Following the recent #MeToo allegations against Topshop owner Sir Philip Green, Harriet Timmins discusses the fine lines which come
with political fashion.
In the wake of what has been dubbed the British #MeToo scandal, which has seen Sir Philip Green – the man that dominates our high street – accused of sexual and racial abuse towards his staff, I have felt an urge to look at how we shop. Green has clothed a nation of teenage girls for well over a decade. His brands – Topshop, Miss Selfridge and Dorothy Perkins, to name a few – have been a haven for a lot of young girls and women; a place to play dress up, to enable us to express ourselves through our style choices, and to get in on the latest trends when, as is often the case in our school years, we want to fit in with the crowd. Look at it how you will, but these brands have been major successes – there are over 2,500 Arcadia stores around the UK – and that is down to the hordes of dedicated young women who have become almost reliant on them.
With this in mind, and given the current political climate, it is easy to see why retailers such as Topshop market ‘feminist fashion’. Particularly in light of the #MeToo movement, feminism and female empowerment have rightly become an inescapable presence in our daily life, which brands have clung to as they know it will sell. T-shirts with ‘feminist’ or ‘girl power’ written across the front will sell. But when they are sold from retailers governed by misogynistic men – men who order the dissembling of a bright pink stand promoting a book on feminism – we have to question the impact of buying these items. Is wearing a t-shirt that unashamedly declares your political views a powerful statement, or does it simply make politics a commodity, an empty fashion statement? Is there a way to wear these items without stripping the movement of its real meaning?
Political activist and designer Katharine Hamnett is a prime example of someone who combines fashion and politics whilst still retaining the power of her message. Writing for Harper’s Bazaar, Hamnett recalls the advice she gave to feminism advocate Lynne Franks in the 1980s: “If you really want to push this message and make it really visible, then print it in giant letters on a t-shirt. Make it so big so that you can’t help but notice it, that you have to read it, because as soon as you read it, that message will go into your mind and you’ll think about it.” This, I believe, is the secret to bringing real meaning behind feminist fashion. Hamnett’s t-shirts are all about the words, and thus their unavoidable message. They are produced purely for the purpose of activism, rather than the sales they will generate. Hamnett reiterates, “for [political t-shirts] to work, they must have a strong message. Mine are cries of the heart, there’s passion there. I find a lot of the feminism t-shirts a bit wet.”
Herein lies the key: for feminist fashion to work, it needs to be a cry of the heart. It shouldn’t be a commodity, a trend, or something you buy solely for its aesthetic purposes. If we choose to wear feminism on our sleeve – or our chest – we should do it knowing that there is a sense of solidarity; we belong to a movement where there is much more progress to be made.

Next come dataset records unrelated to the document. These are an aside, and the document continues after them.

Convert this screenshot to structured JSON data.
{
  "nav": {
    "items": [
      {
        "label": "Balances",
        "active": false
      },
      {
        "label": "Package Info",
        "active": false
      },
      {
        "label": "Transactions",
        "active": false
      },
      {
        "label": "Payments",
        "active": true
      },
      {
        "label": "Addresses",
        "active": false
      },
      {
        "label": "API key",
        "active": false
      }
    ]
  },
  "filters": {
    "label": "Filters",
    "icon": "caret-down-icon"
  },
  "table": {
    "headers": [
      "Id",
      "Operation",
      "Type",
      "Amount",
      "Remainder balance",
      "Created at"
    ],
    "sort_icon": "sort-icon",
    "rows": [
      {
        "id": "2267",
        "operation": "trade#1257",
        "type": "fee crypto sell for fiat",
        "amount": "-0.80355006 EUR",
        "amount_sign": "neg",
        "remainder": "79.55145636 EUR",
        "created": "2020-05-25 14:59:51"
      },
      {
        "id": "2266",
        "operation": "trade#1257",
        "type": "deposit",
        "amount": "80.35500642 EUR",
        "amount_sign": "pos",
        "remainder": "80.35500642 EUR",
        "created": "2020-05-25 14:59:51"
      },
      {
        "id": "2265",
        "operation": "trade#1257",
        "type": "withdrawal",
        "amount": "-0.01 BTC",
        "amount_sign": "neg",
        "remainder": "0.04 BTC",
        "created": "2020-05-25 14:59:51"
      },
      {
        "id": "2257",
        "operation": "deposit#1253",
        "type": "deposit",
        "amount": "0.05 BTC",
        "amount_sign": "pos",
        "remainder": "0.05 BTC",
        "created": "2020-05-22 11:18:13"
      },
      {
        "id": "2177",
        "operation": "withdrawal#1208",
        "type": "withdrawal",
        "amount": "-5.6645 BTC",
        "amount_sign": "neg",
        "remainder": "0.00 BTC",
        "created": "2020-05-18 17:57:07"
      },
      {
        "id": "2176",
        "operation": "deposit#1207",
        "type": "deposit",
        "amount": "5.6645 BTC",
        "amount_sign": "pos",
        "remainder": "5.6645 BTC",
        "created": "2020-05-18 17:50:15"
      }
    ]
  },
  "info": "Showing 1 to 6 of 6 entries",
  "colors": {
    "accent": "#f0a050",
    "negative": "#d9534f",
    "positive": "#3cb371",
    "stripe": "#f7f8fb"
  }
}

This is the sentiment lacking in high street feminist fashion, and this is where Philip Green has clearly missed the mark.
By Harriet Timmins.